Every doctor that treats mesothelioma knows the physical symptoms of the disease. The symptoms of mesothelioma may include:
• wheezing or dry cough
• shortness of breath
• pain in the chest
• pain with coughing
• unusual lumps of tissue under the skin on the chest
• unexplained weight loss
• pain in the abdomen
• abdominal swelling
• fever or night sweats
• fluid around the lungs
• muscle weakness
• respiratory complications
By the way, chest x-rays don’t always show mesothelioma tumors on the lungs but they may show a build-up of fluid. It’s then up to the doctor to discover where the fluid is coming from.
Patients Often Don’t Have All the Symptoms of Mesothelioma

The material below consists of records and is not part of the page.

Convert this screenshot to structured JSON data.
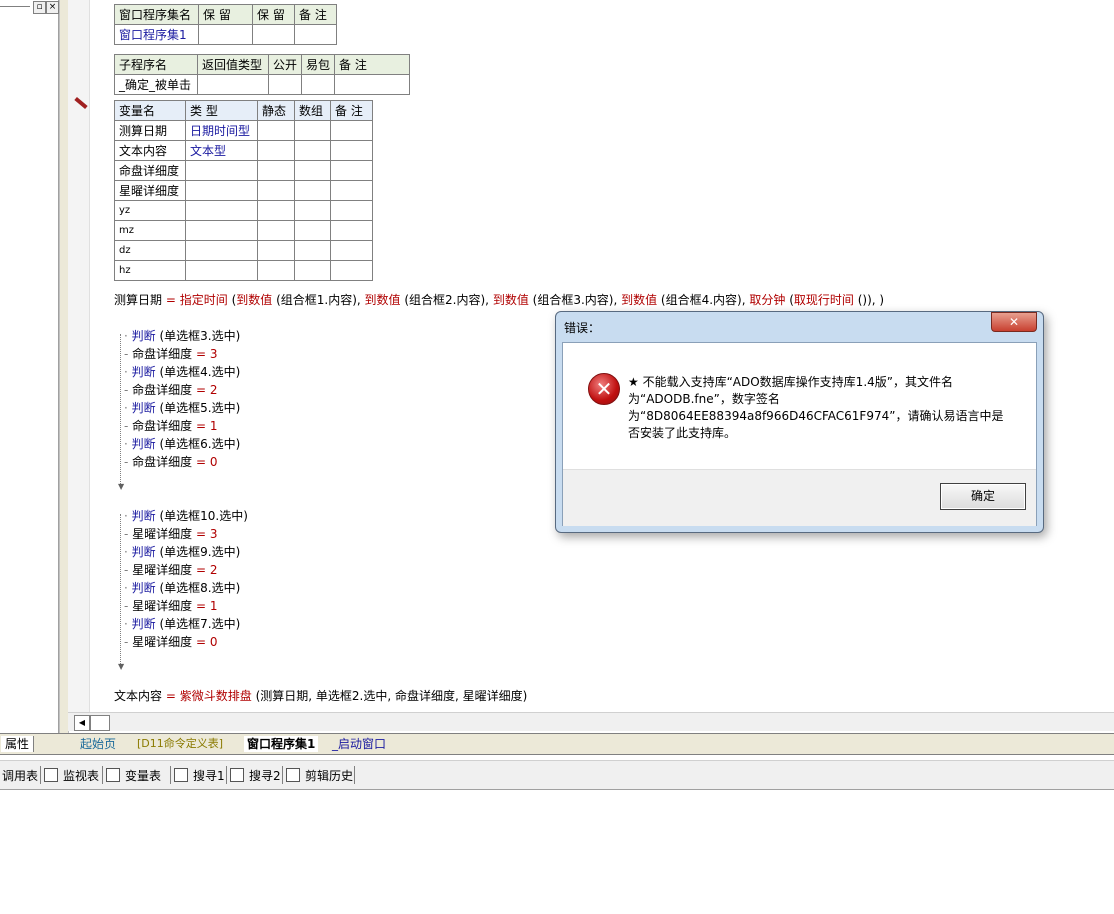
{
  "window_table": {
    "headers": [
      "窗口程序集名",
      "保 留",
      "保 留",
      "备 注"
    ],
    "row": [
      "窗口程序集1",
      "",
      "",
      ""
    ]
  },
  "sub_table": {
    "headers": [
      "子程序名",
      "返回值类型",
      "公开",
      "易包",
      "备 注"
    ],
    "row": [
      "_确定_被单击",
      "",
      "",
      "",
      ""
    ]
  },
  "var_table": {
    "headers": [
      "变量名",
      "类 型",
      "静态",
      "数组",
      "备 注"
    ],
    "rows": [
      [
        "测算日期",
        "日期时间型"
      ],
      [
        "文本内容",
        "文本型"
      ],
      [
        "命盘详细度",
        ""
      ],
      [
        "星曜详细度",
        ""
      ],
      [
        "yz",
        ""
      ],
      [
        "mz",
        ""
      ],
      [
        "dz",
        ""
      ],
      [
        "hz",
        ""
      ]
    ]
  },
  "code": {
    "line1": {
      "target": "测算日期",
      "eq": "=",
      "fn": "指定时间",
      "rest_parts": [
        {
          "t": " (",
          "c": ""
        },
        {
          "t": "到数值",
          "c": "kw"
        },
        {
          "t": " (组合框1.内容), ",
          "c": ""
        },
        {
          "t": "到数值",
          "c": "kw"
        },
        {
          "t": " (组合框2.内容), ",
          "c": ""
        },
        {
          "t": "到数值",
          "c": "kw"
        },
        {
          "t": " (组合框3.内容), ",
          "c": ""
        },
        {
          "t": "到数值",
          "c": "kw"
        },
        {
          "t": " (组合框4.内容), ",
          "c": ""
        },
        {
          "t": "取分钟",
          "c": "kw"
        },
        {
          "t": " (",
          "c": ""
        },
        {
          "t": "取现行时间",
          "c": "kw"
        },
        {
          "t": " ()), )",
          "c": ""
        }
      ]
    },
    "block1": [
      {
        "kind": "if",
        "kw": "判断",
        "arg": " (单选框3.选中)"
      },
      {
        "kind": "assign",
        "lhs": "命盘详细度",
        "eq": "=",
        "val": "3"
      },
      {
        "kind": "if",
        "kw": "判断",
        "arg": " (单选框4.选中)"
      },
      {
        "kind": "assign",
        "lhs": "命盘详细度",
        "eq": "=",
        "val": "2"
      },
      {
        "kind": "if",
        "kw": "判断",
        "arg": " (单选框5.选中)"
      },
      {
        "kind": "assign",
        "lhs": "命盘详细度",
        "eq": "=",
        "val": "1"
      },
      {
        "kind": "if",
        "kw": "判断",
        "arg": " (单选框6.选中)"
      },
      {
        "kind": "assign",
        "lhs": "命盘详细度",
        "eq": "=",
        "val": "0"
      }
    ],
    "block2": [
      {
        "kind": "if",
        "kw": "判断",
        "arg": " (单选框10.选中)"
      },
      {
        "kind": "assign",
        "lhs": "星曜详细度",
        "eq": "=",
        "val": "3"
      },
      {
        "kind": "if",
        "kw": "判断",
        "arg": " (单选框9.选中)"
      },
      {
        "kind": "assign",
        "lhs": "星曜详细度",
        "eq": "=",
        "val": "2"
      },
      {
        "kind": "if",
        "kw": "判断",
        "arg": " (单选框8.选中)"
      },
      {
        "kind": "assign",
        "lhs": "星曜详细度",
        "eq": "=",
        "val": "1"
      },
      {
        "kind": "if",
        "kw": "判断",
        "arg": " (单选框7.选中)"
      },
      {
        "kind": "assign",
        "lhs": "星曜详细度",
        "eq": "=",
        "val": "0"
      }
    ],
    "last": {
      "target": "文本内容",
      "eq": "=",
      "fn": "紫微斗数排盘",
      "args": " (测算日期, 单选框2.选中, 命盘详细度, 星曜详细度)"
    }
  },
  "dialog": {
    "title": "错误：",
    "close": "✕",
    "icon": "error-icon",
    "message": "★ 不能载入支持库“ADO数据库操作支持库1.4版”，其文件名为“ADODB.fne”，数字签名为“8D8064EE88394a8f966D46CFAC61F974”，请确认易语言中是否安装了此支持库。",
    "ok": "确定"
  },
  "tabs": {
    "left_label": "属性",
    "items": [
      "起始页",
      "[D11命令定义表]",
      "窗口程序集1",
      "_启动窗口"
    ]
  },
  "toolbar": {
    "items": [
      {
        "label": "调用表",
        "icon": "call-table-icon"
      },
      {
        "label": "监视表",
        "icon": "magnifier-icon"
      },
      {
        "label": "变量表",
        "icon": "variables-icon"
      },
      {
        "label": "搜寻1",
        "icon": "search-icon"
      },
      {
        "label": "搜寻2",
        "icon": "search-icon"
      },
      {
        "label": "剪辑历史",
        "icon": "clipboard-icon"
      }
    ]
  },
  "colors": {
    "keyword": "#b00000",
    "function": "#1a1aa0",
    "dialog_frame": "#c8dcf0"
  }
}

This list of physical symptoms isn’t one that has to show up in every patient. What your doctor is looking for is a combination of several of the symptoms on the list to form a pattern. This pattern would be considered a “pattern of symptoms for mesothelioma”.
New Symptom Should Be Added to the List of Mesothelioma Symptoms
In Poland, doctors at the Department of Orthopedics and Traumatology in the Central Clinical Hospital of the Ministry of Interior in Warsaw reported on a new symptom that should possibly be added to the list of symptoms of mesothelioma.
They confirm that generally speaking, the symptoms of mesothelioma usually correspond to the areas of the body where the asbestos first contacts were. For example, if asbestos fibers were breathed in, then symptoms in the lung such as shortness of breath, dry cough, pain with coughing, chest fullness because of fluid around the lungs, and pain in the chest would be common.
If asbestos fibers were consumed in foods or beverages, then abdominal swelling, nausea, and pain in the stomach would be commonly seen.
Because these doctors were orthopedic specialists, they focus on a lot of joint issues, such as shoulder, knee, back, elbow, hip and other joints of the body. They don’t see a lot of patients for mesothelioma, although patients may have co-existing conditions that are both orthopedic and affect the respiratory system.
What the Orthopedic Doctors Found
The doctors ran what’s called a retrospective review of 49 patients who had a co-existing diagnosis of mesothelioma over the time period between 2006 and 2012. This means they went back into the file case histories of those patients long after they had originally seen the patients. They were searching for any types of orthopedic symptoms that may have given a clue that the patient had mesothelioma.
Seven patients of the 49 – or a percentage of 14.3% of them – had shoulder pain that actually had been a first symptom of mesothelioma. The patients had rated their shoulder pain 4 out of 10 on an analog scale.
How the Pain Scale Works
Pain is subjective and a doctor never really has a way of verifying a patient’s amount of pain that he or she is feeling. The analog pain scale is set up like this: 0 = no pain at all and 10 = the worst pain ever possible. It’s up to the patient to then determine how severe or intense the pain and consider the amount of emotion that the pain conjures up when the pain hits as well as the disability due to the pain.
Some doctors will add a few other descriptors to this 0-10 pain scale, with a rating of 2 for “hurts a little bit”, 4 as “hurts a little more”, 6 as “hurts even more”, 8 as “hurts a whole lot” and 10 as “hurts worse”. On this descriptor scale, moderate pain is rated between 4 and 6 so the patients have a way to gauge their pain. This scale may also be accompanied by faces that show various degrees of happiness and sadness.
Additional Co-Existing Symptoms for the Mesothelioma Patients
Five of these seven patients also had a limited amount of mobility in the shoulder joint. And in one case, the limitation was at a very advanced stage.
Two of the cases had neuralgia in the upper limbs. Neuralgia is defined as a burning, stabbing, shooting and mild to severe pain that is from a nerve that has been irritated or damaged. It’s pain that occurs along a whole nerve pathway. Neuralgia is a symptom of something else occurring in the body, and is not an illness of its own.
The doctors concluded that “shoulder pain may be a manifesting symptom of malignant pleural mesothelioma” and that “the neoplasm appears to have a pleiotropic effect on the human body, reflected in different ways of its primary manifestation, which may also include the motor system.”
What this medical report tells us is that doctors now should add shoulder pain to the list of symptoms that signals that mesothelioma may be present.
Lorkowski, J., et al. Shoulder ring complaints as a rare first symptom of malignant pleural mesothelioma. Adv Exp Med Biol 2015:852;5-10. Doi:10.1007/5584_2015_113.
Haefeli, M. and Elfering, A. Pain assessment. Eur Spine J 2006 Jan;15(Suppl 1): S17-S24. https://www.ncbi.nlm.nih.gov/pmc/articles/PMC3454549/